One of the other ways to cope with cave syndrome or post-pandemic anxiety is to keep yourself updated. The more you know about the regulations, the precautions others are taking, and how you can keep yourself safe, the more you’ll feel relieved and stress-free. Anxiety is caused by unknown circumstances and how it’ll affect you, so keep yourself updated at all times.
4. Look Back And Appreciate Your Efforts
You have come so far in this past year, haven’t you? Well, appreciate that! Look back to all the challenges you conquered and remember the ways you’ve overcome the struggles. Reminding yourself and looking back on the challenging times will help you gain reassurance that no matter what comes your way, you’ll overcome and come out stronger, again.
5. Keep Your Hobbies Alive

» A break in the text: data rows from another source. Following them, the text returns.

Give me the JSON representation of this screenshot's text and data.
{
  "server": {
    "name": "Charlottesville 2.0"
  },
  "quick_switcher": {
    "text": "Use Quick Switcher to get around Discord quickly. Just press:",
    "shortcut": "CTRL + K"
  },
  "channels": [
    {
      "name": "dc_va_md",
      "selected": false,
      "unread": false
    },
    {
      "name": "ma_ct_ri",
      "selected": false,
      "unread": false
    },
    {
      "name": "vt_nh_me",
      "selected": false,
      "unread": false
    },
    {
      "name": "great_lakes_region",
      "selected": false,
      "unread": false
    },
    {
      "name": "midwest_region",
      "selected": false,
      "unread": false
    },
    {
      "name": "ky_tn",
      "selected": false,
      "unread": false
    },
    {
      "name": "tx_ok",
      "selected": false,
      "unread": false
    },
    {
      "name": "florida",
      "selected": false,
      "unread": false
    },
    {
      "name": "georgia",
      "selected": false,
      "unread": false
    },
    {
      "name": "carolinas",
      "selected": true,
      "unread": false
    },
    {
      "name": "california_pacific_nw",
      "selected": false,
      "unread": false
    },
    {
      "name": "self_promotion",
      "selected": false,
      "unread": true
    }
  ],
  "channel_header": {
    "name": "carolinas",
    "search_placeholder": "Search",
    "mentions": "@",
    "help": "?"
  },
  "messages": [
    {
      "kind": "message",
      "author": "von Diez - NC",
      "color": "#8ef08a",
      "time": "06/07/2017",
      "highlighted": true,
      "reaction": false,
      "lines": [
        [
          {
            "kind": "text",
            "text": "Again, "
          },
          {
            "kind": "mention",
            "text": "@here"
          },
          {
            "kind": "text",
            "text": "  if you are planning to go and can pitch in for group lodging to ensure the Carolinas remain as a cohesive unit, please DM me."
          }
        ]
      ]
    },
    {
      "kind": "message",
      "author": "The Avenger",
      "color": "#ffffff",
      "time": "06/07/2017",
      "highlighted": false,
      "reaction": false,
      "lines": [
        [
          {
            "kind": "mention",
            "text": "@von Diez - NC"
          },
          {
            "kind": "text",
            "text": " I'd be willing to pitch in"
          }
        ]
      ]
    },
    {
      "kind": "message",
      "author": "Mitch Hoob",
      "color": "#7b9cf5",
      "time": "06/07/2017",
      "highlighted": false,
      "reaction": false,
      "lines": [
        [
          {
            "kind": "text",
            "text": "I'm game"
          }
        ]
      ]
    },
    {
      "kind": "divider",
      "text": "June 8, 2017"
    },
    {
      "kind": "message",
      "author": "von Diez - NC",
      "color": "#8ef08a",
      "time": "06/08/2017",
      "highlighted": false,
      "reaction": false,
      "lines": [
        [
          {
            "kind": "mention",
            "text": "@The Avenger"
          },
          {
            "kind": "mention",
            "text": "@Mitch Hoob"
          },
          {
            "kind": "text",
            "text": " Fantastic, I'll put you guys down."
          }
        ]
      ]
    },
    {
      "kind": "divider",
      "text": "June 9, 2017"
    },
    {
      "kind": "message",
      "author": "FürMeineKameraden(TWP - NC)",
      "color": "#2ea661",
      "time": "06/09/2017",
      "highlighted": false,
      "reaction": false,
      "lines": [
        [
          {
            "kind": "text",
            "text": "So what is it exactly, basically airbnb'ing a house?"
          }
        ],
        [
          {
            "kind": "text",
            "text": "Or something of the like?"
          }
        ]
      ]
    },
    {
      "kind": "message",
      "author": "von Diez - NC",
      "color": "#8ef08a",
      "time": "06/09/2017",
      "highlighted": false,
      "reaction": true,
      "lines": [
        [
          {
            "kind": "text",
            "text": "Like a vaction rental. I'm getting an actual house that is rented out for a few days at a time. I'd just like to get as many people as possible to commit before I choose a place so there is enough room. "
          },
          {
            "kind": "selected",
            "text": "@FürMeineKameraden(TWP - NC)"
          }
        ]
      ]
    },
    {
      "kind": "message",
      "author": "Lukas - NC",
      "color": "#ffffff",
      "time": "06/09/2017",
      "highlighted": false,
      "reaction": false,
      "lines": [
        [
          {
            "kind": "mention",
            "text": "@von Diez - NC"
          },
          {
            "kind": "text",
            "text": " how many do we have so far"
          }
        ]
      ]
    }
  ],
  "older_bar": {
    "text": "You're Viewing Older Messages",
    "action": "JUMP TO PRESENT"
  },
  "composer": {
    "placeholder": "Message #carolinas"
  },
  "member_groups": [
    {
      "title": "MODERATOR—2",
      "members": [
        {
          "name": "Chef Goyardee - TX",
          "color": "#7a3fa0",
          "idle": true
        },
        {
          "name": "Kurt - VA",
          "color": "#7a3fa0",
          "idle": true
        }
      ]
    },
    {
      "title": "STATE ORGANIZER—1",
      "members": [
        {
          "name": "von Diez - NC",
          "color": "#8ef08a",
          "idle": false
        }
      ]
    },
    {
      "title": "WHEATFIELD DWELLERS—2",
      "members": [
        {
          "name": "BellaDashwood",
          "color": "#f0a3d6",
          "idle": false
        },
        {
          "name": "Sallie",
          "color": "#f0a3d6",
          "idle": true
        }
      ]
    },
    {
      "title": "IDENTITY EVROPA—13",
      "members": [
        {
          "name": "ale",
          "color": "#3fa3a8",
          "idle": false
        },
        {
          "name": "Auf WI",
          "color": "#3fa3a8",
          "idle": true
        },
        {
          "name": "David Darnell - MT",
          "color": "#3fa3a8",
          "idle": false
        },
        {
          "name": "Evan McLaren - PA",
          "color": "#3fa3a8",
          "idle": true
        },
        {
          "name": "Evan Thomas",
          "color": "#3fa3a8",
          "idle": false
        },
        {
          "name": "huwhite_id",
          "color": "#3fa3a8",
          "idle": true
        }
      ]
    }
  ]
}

Whether you learned cooking or painting in the lockdown, they have become your hobbies, so keep them alive after too. Having hobbies post-pandemic can help you remember the comfort you felt during need. When you feel anxious about returning to society, remember the comfort your hobbies gave you. Make them your self-care activities to help you release the stress.
6. Revisit Your Pre-Pandemic Life
Okay, it can be stressful to revisit your pre-pandemic life because there are many things that you can’t do without feeling fearful or anxious now. But there are many things that you have to look forward to. Like, visiting your loved ones, not virtually but physically, or hanging out with your coworkers after hours. Revisiting your previous routines may help you feel positive now.
7. Talk To A Professional
The past year has certainly been challenging and many of us struggled with emotions such as grief and denial. It’s important to accept those feelings and work through them. Here, it can be really helpful to talk to a professional mental health counselor. Feelings are important and you need to give yourself time to process those feelings. Don’t hide from them and seek help when needed.
The pandemic was and is a threat that may prevent us from returning to society. As you begin to increase confidence, spending time with people you trust, you will gain the courage to move on to the next phase of the new normal.
So, are you ready to go out again and live the “new normal” with a touch of your pre-pandemic life? If not yet, you can consult with a professional on how to move forward or you can write to us at firstname.lastname@example.org for our help. You can also DM us on social media for more tips!
Let us know your thoughts on ‘cave syndrome’ and its effects on your mental health in the comments below!
Stay safe and take care!
The post What Is ‘Cave Syndrome’ & How Post-Pandemic Anxiety Is Affecting Your Mental Health appeared first on Calm Sage – Your Guide to Mental and Emotional Well-being.